As part of the agreement, the two nations, India and Pakistan, had agreed to refrain from threats and violence in violation of the Line of Control in Jammu and Kashmir. In the main part of the agreement, the word Kashmir is mentioned in two separate sections. Section 5 of the agreement provides that “in Jammu and Kashmir, the Line of Control resulting from the ceasefire of 17 December 1971 shall be respected by both parties, without prejudice to the recognized position of both parties”. This claim shows that India, through the 1972 agreement, abandoned its own claim that Kashmir was an integral part of it. According to section seven: “The two Governments agree that in the future their respective Heads of State and Government will meet at a time favourable to both parties and that, in the meantime, representatives of both sides will meet to discuss further modalities and modalities for the establishment of lasting peace and the normalization of relations, including issues relating to the repatriation of prisoners of war and civilian internees. a final settlement of Jammu and Kashmir and the restoration of diplomatic relations. This statement indicates that, despite India`s domestic attitude towards the consumption of its people in 1972, India bilaterally admitted that the Kashmir issue had not yet been definitively adopted. On July 2, 1972, the two countries reached an agreement. The main clauses of the Simla agreement are as follows: the agreement did not prevent relations between the two countries from deteriorating until an armed conflict, the last time during the 1999 Kargil war. In Operation Meghdoot in 1984, India seized the entire inhospitable Siachen Glacier region, where the border was not clearly defined in the agreement (perhaps because the area was deemed too arid to be controversial); This was considered by Pakistan as a violation of the Simla agreement. Most of the deaths that followed in the Siachen conflict were caused by natural disasters, for example. B avalanches in 2010, 2012 and 2016. While the deadline for the settlement of the Kashmir issue is not set by the Simla Agreement, it is also not written that the final settlement of Kashmir can be suspended indefinitely.

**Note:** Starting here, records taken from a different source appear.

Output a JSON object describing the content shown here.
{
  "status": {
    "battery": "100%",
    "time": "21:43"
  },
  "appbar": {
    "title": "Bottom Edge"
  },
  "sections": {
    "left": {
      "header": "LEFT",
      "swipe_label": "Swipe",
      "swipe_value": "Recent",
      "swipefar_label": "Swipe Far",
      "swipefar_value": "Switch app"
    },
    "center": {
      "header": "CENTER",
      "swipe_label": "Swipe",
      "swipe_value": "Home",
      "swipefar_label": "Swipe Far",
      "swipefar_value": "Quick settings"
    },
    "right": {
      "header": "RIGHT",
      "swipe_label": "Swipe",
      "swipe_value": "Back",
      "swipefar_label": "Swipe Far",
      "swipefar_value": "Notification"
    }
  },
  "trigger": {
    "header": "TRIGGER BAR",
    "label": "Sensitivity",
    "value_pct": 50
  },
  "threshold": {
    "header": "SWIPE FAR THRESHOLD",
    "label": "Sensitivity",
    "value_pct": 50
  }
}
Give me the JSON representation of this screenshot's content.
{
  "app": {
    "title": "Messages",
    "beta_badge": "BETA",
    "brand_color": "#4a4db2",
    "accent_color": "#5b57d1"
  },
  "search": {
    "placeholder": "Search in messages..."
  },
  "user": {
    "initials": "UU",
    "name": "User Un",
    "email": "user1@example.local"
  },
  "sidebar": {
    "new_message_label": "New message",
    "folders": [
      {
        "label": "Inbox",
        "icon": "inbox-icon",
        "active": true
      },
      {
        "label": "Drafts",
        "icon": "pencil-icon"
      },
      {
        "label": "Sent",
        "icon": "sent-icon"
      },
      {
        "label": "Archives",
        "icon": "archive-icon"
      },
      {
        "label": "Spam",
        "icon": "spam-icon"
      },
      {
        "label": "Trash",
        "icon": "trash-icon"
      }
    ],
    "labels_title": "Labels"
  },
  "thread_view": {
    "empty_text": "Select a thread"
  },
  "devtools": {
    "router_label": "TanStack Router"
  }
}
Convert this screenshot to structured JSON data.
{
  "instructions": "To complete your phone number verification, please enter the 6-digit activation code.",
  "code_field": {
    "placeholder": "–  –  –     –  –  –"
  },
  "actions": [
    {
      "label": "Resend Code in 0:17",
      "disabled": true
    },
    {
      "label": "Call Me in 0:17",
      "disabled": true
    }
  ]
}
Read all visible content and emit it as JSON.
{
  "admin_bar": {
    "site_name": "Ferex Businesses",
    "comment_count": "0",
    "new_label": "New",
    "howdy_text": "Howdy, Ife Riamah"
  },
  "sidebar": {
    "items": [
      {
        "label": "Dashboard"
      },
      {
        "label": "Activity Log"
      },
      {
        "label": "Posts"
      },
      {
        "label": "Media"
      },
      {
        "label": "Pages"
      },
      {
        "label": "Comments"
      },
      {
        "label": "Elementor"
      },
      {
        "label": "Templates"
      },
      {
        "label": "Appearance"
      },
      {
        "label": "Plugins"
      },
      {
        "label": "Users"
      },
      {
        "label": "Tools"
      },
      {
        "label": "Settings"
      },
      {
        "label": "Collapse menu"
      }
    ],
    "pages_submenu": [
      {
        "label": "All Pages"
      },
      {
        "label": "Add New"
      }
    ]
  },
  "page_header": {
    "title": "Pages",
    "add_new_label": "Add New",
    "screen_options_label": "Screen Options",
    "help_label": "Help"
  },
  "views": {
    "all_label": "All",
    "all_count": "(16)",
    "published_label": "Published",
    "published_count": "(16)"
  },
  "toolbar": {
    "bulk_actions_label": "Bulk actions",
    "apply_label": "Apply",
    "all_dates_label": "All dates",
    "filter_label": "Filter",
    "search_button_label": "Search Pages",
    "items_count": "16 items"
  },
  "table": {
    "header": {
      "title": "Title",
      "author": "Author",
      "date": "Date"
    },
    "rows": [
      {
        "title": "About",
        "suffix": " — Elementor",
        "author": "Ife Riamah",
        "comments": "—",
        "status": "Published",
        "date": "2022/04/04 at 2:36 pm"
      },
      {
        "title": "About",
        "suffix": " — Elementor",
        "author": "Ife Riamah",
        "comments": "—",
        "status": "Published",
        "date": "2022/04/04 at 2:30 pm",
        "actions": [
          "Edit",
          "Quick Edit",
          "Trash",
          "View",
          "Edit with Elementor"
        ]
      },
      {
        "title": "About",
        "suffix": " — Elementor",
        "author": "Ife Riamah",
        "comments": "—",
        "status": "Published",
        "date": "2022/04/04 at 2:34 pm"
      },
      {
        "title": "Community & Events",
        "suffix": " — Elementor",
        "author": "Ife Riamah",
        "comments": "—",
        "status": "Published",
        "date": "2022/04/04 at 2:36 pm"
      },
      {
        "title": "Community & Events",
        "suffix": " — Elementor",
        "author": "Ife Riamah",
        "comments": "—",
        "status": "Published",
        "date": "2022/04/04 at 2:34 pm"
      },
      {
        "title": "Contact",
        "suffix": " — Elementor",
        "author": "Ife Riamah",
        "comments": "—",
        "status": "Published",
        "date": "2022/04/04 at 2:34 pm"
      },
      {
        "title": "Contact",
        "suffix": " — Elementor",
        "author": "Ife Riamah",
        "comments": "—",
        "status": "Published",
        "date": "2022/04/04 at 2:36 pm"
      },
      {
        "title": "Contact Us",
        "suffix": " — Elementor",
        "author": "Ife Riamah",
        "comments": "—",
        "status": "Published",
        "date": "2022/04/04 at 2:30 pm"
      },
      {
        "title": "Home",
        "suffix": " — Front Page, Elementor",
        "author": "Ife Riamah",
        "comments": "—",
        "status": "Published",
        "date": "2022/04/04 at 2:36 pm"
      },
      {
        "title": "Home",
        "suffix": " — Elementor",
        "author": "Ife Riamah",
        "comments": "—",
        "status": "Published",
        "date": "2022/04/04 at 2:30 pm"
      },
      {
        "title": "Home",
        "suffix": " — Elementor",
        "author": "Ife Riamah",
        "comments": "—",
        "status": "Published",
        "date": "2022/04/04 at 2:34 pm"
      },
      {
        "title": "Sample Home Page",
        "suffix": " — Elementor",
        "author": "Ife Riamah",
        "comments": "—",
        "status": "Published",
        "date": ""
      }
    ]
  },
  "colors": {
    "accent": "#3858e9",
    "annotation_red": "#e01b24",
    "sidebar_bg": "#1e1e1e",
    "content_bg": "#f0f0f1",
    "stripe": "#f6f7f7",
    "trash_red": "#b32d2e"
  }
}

In this way, the right of the Kashmiris to self-determination was made conditional on the absence of a time clause in the agreement. The Kashmiris may demand the time clause to enforce their right to self-determination. While the disadvantage of the Simla agreement is that no timetable has been set for the final settlement of the Kashmir issue, the advantage of the agreement is that no signatory party prohibits the return of the Kashmir issue to the United Nations. Despite the expiration of 44 years, the Cashmere part of the De Simla agreement gave nothing to the Kashmiris, who were not even signatories to the agreement. Nor was the 1971 war fought in the name of the Kashmir affair. Without the agreement and will of the Kashmiris, the Simla Agreement reduced the Kashmir issue from an international rank (like the UN) to a bilateral issue, and the right of the Kashmiris to self-determination was subordinated to the implementation of the agreement. In this way, if the ultimate profit of the 1971 war was Bengal, the ultimate loser of the 1971 war was Kashmiris through no fault. Indeed, in 1971, the Kashmiris had lost the Battle of Kashmir without even fighting it. The objective part of the agreement has been cut off from the word cashmere and the absence is rationalized because the events that led to the agreement arose from the disagreement on different issues between the east and west wings of Pakistan. . .